*** INPUT MATERIAL Section Begins ***
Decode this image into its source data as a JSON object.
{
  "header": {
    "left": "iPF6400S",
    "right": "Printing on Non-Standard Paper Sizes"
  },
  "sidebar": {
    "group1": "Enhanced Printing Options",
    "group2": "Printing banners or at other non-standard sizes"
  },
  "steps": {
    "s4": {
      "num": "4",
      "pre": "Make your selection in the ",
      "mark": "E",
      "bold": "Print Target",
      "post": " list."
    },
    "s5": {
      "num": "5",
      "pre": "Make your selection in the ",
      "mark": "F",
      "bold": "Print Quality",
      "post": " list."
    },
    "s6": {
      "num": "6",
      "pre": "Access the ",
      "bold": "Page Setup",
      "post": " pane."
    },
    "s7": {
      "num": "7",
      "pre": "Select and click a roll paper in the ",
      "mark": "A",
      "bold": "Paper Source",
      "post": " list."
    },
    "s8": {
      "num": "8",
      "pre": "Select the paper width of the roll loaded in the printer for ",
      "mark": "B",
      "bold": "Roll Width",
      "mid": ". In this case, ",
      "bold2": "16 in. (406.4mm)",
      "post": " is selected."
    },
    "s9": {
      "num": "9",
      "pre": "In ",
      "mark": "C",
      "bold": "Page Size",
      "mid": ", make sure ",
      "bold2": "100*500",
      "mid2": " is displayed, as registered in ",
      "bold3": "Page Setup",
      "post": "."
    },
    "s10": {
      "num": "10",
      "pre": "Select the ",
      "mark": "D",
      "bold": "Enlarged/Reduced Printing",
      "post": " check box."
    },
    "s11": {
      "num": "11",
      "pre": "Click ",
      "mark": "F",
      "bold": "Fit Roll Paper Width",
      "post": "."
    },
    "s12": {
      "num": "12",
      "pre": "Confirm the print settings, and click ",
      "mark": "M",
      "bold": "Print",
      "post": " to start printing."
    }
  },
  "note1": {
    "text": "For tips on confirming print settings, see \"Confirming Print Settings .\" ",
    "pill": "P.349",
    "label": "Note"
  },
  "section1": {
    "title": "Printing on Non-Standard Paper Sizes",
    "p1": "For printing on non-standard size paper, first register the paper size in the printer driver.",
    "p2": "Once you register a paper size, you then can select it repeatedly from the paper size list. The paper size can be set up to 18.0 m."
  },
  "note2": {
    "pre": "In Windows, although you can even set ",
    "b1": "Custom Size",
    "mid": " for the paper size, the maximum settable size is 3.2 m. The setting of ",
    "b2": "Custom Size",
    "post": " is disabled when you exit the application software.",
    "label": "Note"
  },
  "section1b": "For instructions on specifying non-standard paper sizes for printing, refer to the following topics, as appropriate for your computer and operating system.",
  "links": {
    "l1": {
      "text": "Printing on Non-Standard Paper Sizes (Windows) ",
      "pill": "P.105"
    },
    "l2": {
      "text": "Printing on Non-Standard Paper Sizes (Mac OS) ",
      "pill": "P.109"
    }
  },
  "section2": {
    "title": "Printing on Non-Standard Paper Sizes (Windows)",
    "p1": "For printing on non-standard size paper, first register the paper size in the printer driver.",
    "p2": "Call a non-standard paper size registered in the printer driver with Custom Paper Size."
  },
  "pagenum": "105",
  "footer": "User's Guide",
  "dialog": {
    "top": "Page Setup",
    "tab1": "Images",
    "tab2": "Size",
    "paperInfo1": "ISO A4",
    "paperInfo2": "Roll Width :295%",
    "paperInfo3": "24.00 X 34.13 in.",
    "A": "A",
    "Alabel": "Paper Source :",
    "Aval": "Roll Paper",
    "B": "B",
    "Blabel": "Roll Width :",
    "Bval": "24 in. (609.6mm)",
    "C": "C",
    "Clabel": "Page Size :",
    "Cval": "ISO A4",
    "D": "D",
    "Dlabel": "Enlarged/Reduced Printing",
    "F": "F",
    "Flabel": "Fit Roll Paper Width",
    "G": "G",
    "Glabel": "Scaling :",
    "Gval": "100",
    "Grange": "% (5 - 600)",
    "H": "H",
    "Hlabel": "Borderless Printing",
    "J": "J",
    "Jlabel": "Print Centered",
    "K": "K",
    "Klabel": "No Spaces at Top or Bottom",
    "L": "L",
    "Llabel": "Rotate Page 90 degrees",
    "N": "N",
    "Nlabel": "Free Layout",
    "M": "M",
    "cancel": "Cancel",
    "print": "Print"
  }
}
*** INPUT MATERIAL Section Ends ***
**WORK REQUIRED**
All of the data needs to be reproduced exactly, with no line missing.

**THE ANSWER**
Decode this image into its source data as a JSON object.
{
  "header": {
    "left": "iPF6400S",
    "right": "Printing on Non-Standard Paper Sizes"
  },
  "sidebar": {
    "group1": "Enhanced Printing Options",
    "group2": "Printing banners or at other non-standard sizes"
  },
  "steps": {
    "s4": {
      "num": "4",
      "pre": "Make your selection in the ",
      "mark": "E",
      "bold": "Print Target",
      "post": " list."
    },
    "s5": {
      "num": "5",
      "pre": "Make your selection in the ",
      "mark": "F",
      "bold": "Print Quality",
      "post": " list."
    },
    "s6": {
      "num": "6",
      "pre": "Access the ",
      "bold": "Page Setup",
      "post": " pane."
    },
    "s7": {
      "num": "7",
      "pre": "Select and click a roll paper in the ",
      "mark": "A",
      "bold": "Paper Source",
      "post": " list."
    },
    "s8": {
      "num": "8",
      "pre": "Select the paper width of the roll loaded in the printer for ",
      "mark": "B",
      "bold": "Roll Width",
      "mid": ". In this case, ",
      "bold2": "16 in. (406.4mm)",
      "post": " is selected."
    },
    "s9": {
      "num": "9",
      "pre": "In ",
      "mark": "C",
      "bold": "Page Size",
      "mid": ", make sure ",
      "bold2": "100*500",
      "mid2": " is displayed, as registered in ",
      "bold3": "Page Setup",
      "post": "."
    },
    "s10": {
      "num": "10",
      "pre": "Select the ",
      "mark": "D",
      "bold": "Enlarged/Reduced Printing",
      "post": " check box."
    },
    "s11": {
      "num": "11",
      "pre": "Click ",
      "mark": "F",
      "bold": "Fit Roll Paper Width",
      "post": "."
    },
    "s12": {
      "num": "12",
      "pre": "Confirm the print settings, and click ",
      "mark": "M",
      "bold": "Print",
      "post": " to start printing."
    }
  },
  "note1": {
    "text": "For tips on confirming print settings, see \"Confirming Print Settings .\" ",
    "pill": "P.349",
    "label": "Note"
  },
  "section1": {
    "title": "Printing on Non-Standard Paper Sizes",
    "p1": "For printing on non-standard size paper, first register the paper size in the printer driver.",
    "p2": "Once you register a paper size, you then can select it repeatedly from the paper size list. The paper size can be set up to 18.0 m."
  },
  "note2": {
    "pre": "In Windows, although you can even set ",
    "b1": "Custom Size",
    "mid": " for the paper size, the maximum settable size is 3.2 m. The setting of ",
    "b2": "Custom Size",
    "post": " is disabled when you exit the application software.",
    "label": "Note"
  },
  "section1b": "For instructions on specifying non-standard paper sizes for printing, refer to the following topics, as appropriate for your computer and operating system.",
  "links": {
    "l1": {
      "text": "Printing on Non-Standard Paper Sizes (Windows) ",
      "pill": "P.105"
    },
    "l2": {
      "text": "Printing on Non-Standard Paper Sizes (Mac OS) ",
      "pill": "P.109"
    }
  },
  "section2": {
    "title": "Printing on Non-Standard Paper Sizes (Windows)",
    "p1": "For printing on non-standard size paper, first register the paper size in the printer driver.",
    "p2": "Call a non-standard paper size registered in the printer driver with Custom Paper Size."
  },
  "pagenum": "105",
  "footer": "User's Guide",
  "dialog": {
    "top": "Page Setup",
    "tab1": "Images",
    "tab2": "Size",
    "paperInfo1": "ISO A4",
    "paperInfo2": "Roll Width :295%",
    "paperInfo3": "24.00 X 34.13 in.",
    "A": "A",
    "Alabel": "Paper Source :",
    "Aval": "Roll Paper",
    "B": "B",
    "Blabel": "Roll Width :",
    "Bval": "24 in. (609.6mm)",
    "C": "C",
    "Clabel": "Page Size :",
    "Cval": "ISO A4",
    "D": "D",
    "Dlabel": "Enlarged/Reduced Printing",
    "F": "F",
    "Flabel": "Fit Roll Paper Width",
    "G": "G",
    "Glabel": "Scaling :",
    "Gval": "100",
    "Grange": "% (5 - 600)",
    "H": "H",
    "Hlabel": "Borderless Printing",
    "J": "J",
    "Jlabel": "Print Centered",
    "K": "K",
    "Klabel": "No Spaces at Top or Bottom",
    "L": "L",
    "Llabel": "Rotate Page 90 degrees",
    "N": "N",
    "Nlabel": "Free Layout",
    "M": "M",
    "cancel": "Cancel",
    "print": "Print"
  }
}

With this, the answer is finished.